| Your instructions |
Please copy each line in the records below that contains the string "this".

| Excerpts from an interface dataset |

_ _ _ _ _

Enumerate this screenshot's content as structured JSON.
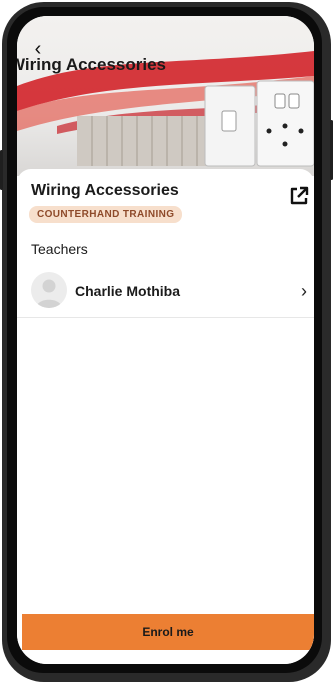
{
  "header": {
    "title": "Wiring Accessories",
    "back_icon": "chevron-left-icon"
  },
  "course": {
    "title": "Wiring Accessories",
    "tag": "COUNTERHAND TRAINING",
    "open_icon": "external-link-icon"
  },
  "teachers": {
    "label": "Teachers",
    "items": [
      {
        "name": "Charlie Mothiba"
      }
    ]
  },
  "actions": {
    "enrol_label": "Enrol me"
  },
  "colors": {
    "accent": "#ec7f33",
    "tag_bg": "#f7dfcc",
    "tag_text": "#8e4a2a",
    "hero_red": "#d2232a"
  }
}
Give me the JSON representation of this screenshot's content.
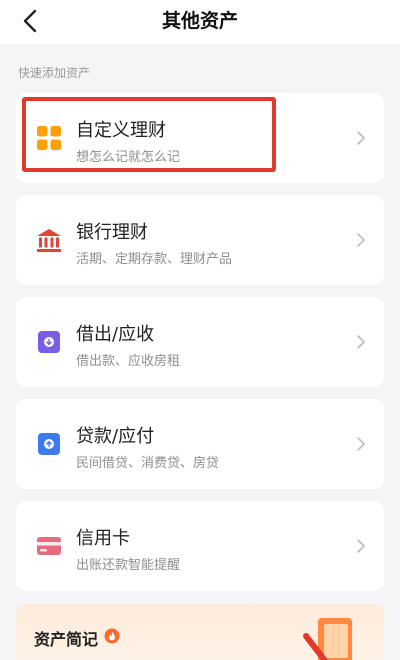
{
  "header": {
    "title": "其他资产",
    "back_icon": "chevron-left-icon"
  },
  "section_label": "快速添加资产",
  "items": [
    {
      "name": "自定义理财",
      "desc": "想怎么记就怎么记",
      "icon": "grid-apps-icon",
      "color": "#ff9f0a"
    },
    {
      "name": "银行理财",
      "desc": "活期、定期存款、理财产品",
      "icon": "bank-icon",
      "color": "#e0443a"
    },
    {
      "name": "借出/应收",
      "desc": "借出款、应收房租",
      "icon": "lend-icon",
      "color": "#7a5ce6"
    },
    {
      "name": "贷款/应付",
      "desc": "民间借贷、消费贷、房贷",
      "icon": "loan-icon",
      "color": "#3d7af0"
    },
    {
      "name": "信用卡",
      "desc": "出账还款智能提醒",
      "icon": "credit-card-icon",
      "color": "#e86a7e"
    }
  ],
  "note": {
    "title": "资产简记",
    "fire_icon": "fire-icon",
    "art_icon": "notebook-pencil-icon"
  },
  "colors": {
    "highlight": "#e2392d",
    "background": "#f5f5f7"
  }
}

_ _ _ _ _

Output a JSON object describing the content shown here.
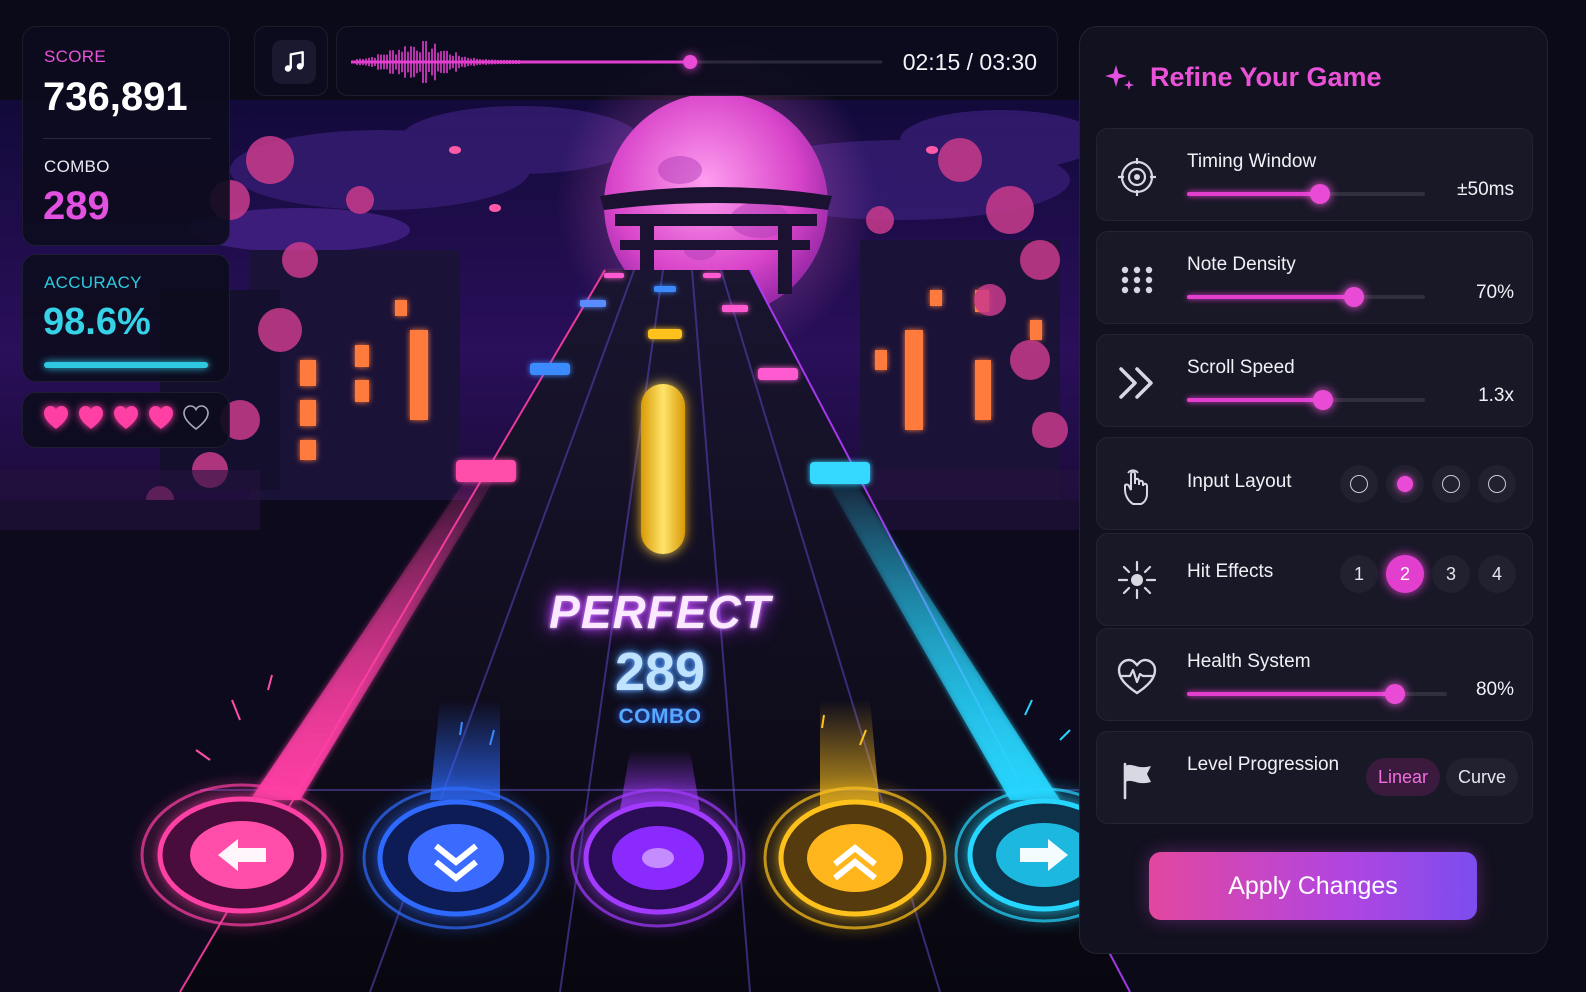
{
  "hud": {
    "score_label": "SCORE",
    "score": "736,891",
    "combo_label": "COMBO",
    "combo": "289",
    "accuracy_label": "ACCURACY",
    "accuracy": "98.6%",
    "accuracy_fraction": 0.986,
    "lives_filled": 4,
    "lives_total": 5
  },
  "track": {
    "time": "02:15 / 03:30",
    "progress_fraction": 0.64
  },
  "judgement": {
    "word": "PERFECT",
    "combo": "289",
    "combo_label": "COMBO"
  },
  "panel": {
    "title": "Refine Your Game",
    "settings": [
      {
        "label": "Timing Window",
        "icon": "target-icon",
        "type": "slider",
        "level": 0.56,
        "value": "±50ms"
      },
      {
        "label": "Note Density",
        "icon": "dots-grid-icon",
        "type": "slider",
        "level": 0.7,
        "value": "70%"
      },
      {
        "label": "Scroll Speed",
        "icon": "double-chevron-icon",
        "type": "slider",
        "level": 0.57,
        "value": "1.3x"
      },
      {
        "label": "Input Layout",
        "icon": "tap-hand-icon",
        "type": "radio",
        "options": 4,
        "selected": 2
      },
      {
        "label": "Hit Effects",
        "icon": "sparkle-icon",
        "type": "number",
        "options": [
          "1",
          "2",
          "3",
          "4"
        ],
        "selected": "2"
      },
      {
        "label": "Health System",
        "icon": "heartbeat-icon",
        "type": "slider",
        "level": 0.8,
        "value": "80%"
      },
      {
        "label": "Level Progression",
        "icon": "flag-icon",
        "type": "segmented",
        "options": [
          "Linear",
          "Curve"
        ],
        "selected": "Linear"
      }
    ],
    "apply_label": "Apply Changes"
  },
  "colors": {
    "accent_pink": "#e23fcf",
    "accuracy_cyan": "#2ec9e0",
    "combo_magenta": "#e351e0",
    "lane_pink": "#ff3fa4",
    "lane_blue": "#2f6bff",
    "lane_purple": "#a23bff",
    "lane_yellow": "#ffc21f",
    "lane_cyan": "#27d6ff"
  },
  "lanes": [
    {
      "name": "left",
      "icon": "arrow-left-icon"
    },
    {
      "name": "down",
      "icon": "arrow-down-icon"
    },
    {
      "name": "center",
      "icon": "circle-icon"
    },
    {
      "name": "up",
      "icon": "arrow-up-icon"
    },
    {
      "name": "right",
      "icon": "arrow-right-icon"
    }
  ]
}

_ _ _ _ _

| The answer |
Enumerate this screenshot's content as structured JSON.
Give me the JSON representation of this screenshot's content.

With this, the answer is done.